Boston University found themselves trailing St. Cloud State 3-2 with 16:31 remaining in the third period. Up to that point in the contest, there had been many memorable plays to report.
Dylan Peterson was assessed a major penalty and game misconduct for boarding just over nine minutes into the game. Before the mid-way point of the opening period, BU had lost the player coach Albie O’Connell had praised as the team’s best player in their last contest. But the Terriers were able to kill off the five minutes, in large part to freshman goaltender Drew Commesso.
Right off the second period face off, Wilmer Skoog potted the game’s opening score off a feed from Terrier captain Logan Cockerill. But after that, the Huskies dictated play.
St. Cloud’s State’s first goal was crazy. Easton Brodzinski flipped the puck high into the air and it ended up right in front of the slot. All six Terriers on the ice, including Commesso, lost sight of the puck. But Micah Miller did not, and he promptly ripped home the equalizing score without any BU push back. Commesso’s head was still looking behind the goal line when the forward tied the contest.
Later in the second period, BU was again hemmed in their zone. In desperation, Cockerill fired the puck to the boards. But the puck found Nick Perbix’s stick who promptly fired an attempt. The shot deflected off Cockerill then Terrier defenseman Alex Vlasic to the net and in. A wild double deflection left BU both snake-bitten and trailing 2-1.
But the tide started to shift after the Terriers were given a chance on the man advantage. After setting up their attack, Jake Wise sniped home a score from the right circle, again knotting the score.
But St. Cloud immediately unknotted the contest, again, as no Terrier picked up Brodzinksi in the slot. The forward wristed home the eventual game-winner for the Huskies.
But at the start of the third period, the Terriers had a golden opportunity to seize momentum. Chase Brand elbowed Jay O’Brien in the head and was assessed a major penalty and game misconduct.
So, all of the fluky bounces, failed clear attempts and uncapitalized scoring opportunities could be wiped away if BU was able to find their rhythm on the man advantage. On the hunt for their third goal of the afternoon, Hobey Baker finalist, David Farrance led the rush up the ice. He crossed into St. Cloud’s zone with 4:23 left on the power play.
Before the game, any BU fan would have signed up for this situation. Only down one, practically an entire period left, Terriers at the start of a major penalty and the puck on Farrance’s stick in the Huskies offensive zone.
But unfortunately for BU, the next 4:23 was disastrous, and the reason why they did not move on to face Boston College the next evening in the NCAA tournament.
As Farrance glided below the goal line, his centering pass was deflected back to him. He then re-directed the puck to open space on the right point. But Jami Krannila saw a prime opportunity to make a play.
As if he was shot out of a cannon, the forward put his head down and busted down the ice after the coveted black rubber. After getting in front of Farrance, the race was on between him and Cockerill. Krannila got the puck first which caused Cockerill to trip him up trying his best to stop a prime short-handed bid.
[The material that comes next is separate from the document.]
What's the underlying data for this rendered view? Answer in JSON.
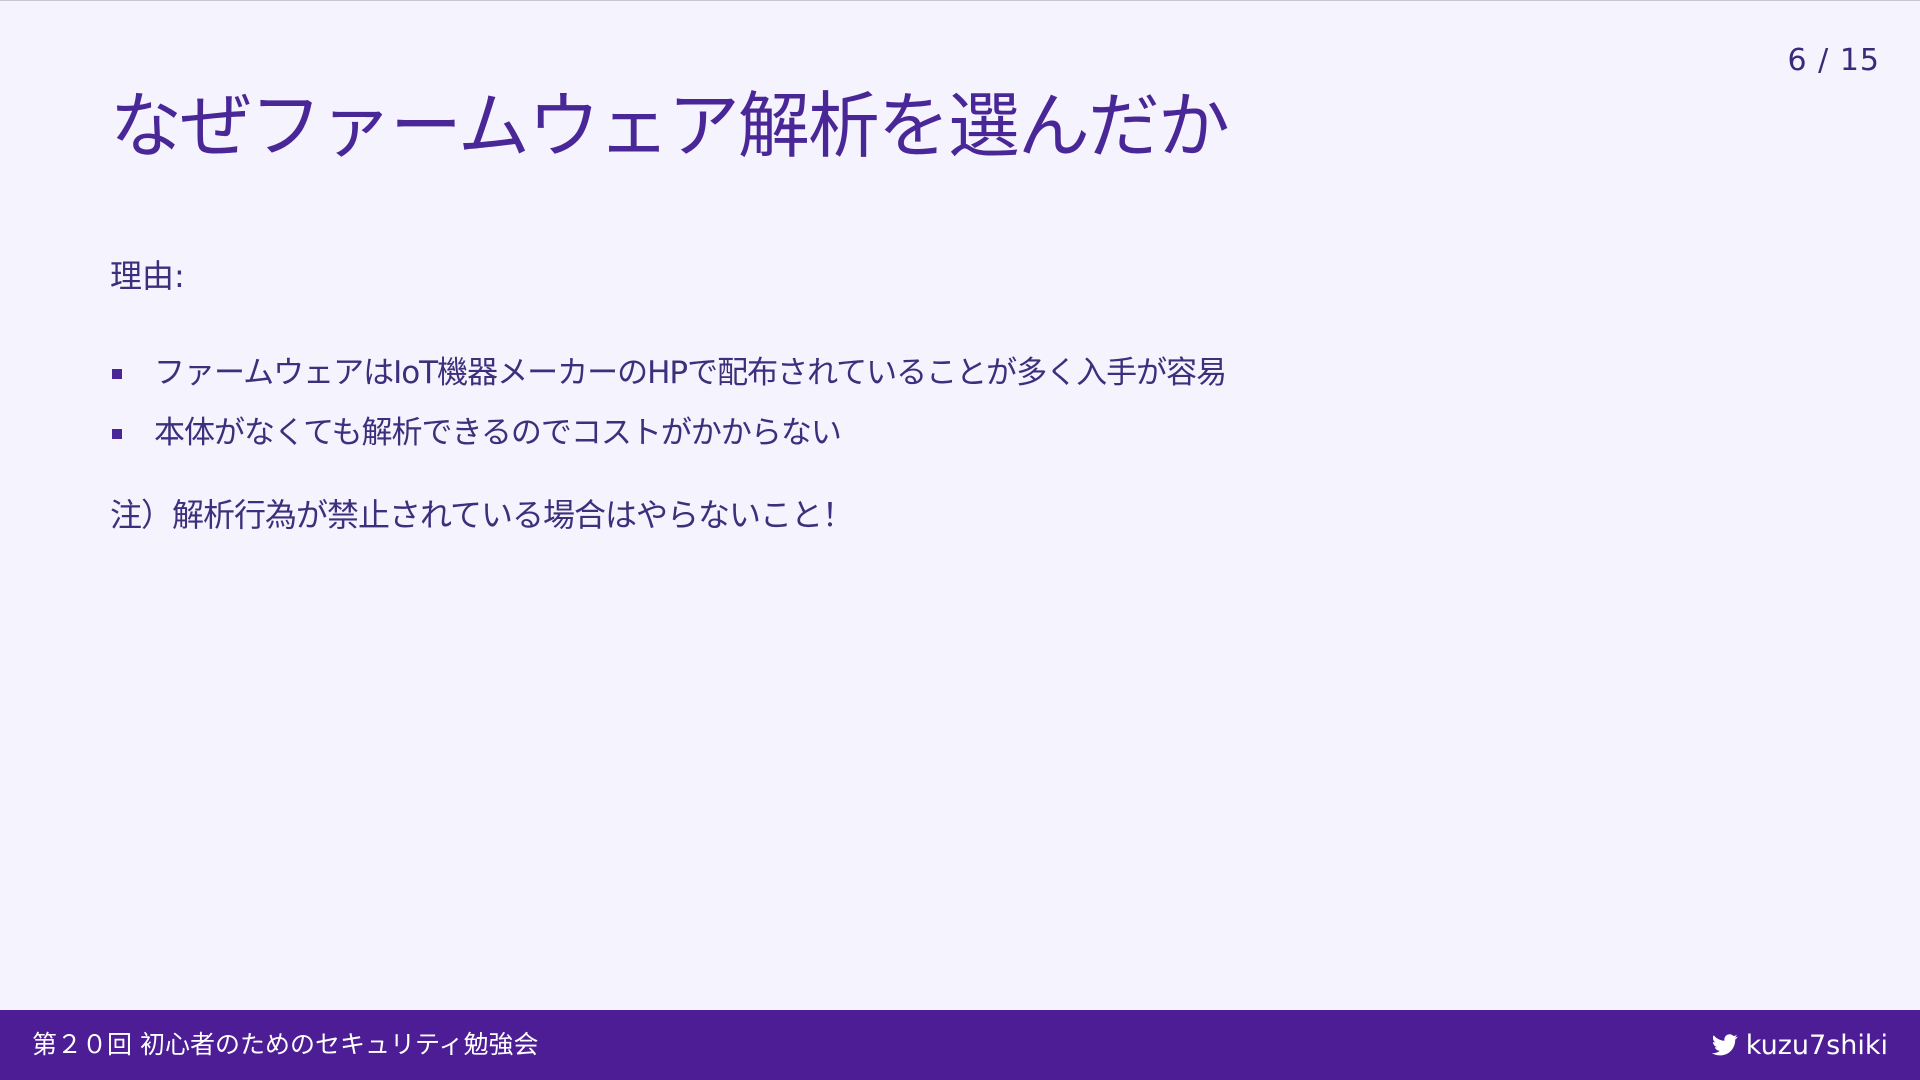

But the referee deemed that Cockerill’s trip on Krannila warranted a penalty shot. While BU disagreed with this ruling, their cries fell on deaf ears. That left Krannila vs. Commesso to seize the momentum of the contest.
Krannila drifted up the ice and into BU’s zone. From the slot, just to the right of the far circle, he wristed home the insurance score. The shot beat Commesso glove side.
While this ended up being a massive play in the game, and appeared to thoroughly break BU’s spirits, the real truth is the Terriers were far from done. While it certainly was not ideal that St. Cloud had potted the uber rare short-handed penalty shot, the fact of the matter is BU still had over four minutes on the man advantage.
But for the rest of the major, BU squandered any chance of getting back into the contest. The power play was unable to either get speed through the neutral zone to capitalize on the rush or set up in the zone to get a cycle firing off. The Huskies were able to stifle the Terriers’ five-on-four attack and clear the puck time and time again.
Yes, Peterson getting disqualified was significant. Absolutely, the first two St. Cloud’s goals were full of Husky puck-luck. And definitely, the Krannila penalty shot score helped swing the tide in the contest.
But to just focus on Krannila’s unconventional short-handed score would be missing the forest for the trees. BU was still in a fine position to re-grab momentum by potting a power play score. They especially could have supplied pressure to the Huskies by immediately finding the back of the net.
You know, like how St. Cloud responded after Wise’s power play goal earlier in the contest.
The Terriers had a chance to show some much-needed mental toughness by collecting themselves and lighting the lamp on the major. Instead, they slipped back into bad habits that have plagued them for the last month-plus.
Krannila’s goal is not the reason St. Cloud moved on to face Boston College. The Terriers season is over because they were unable to respond after the short-handed score.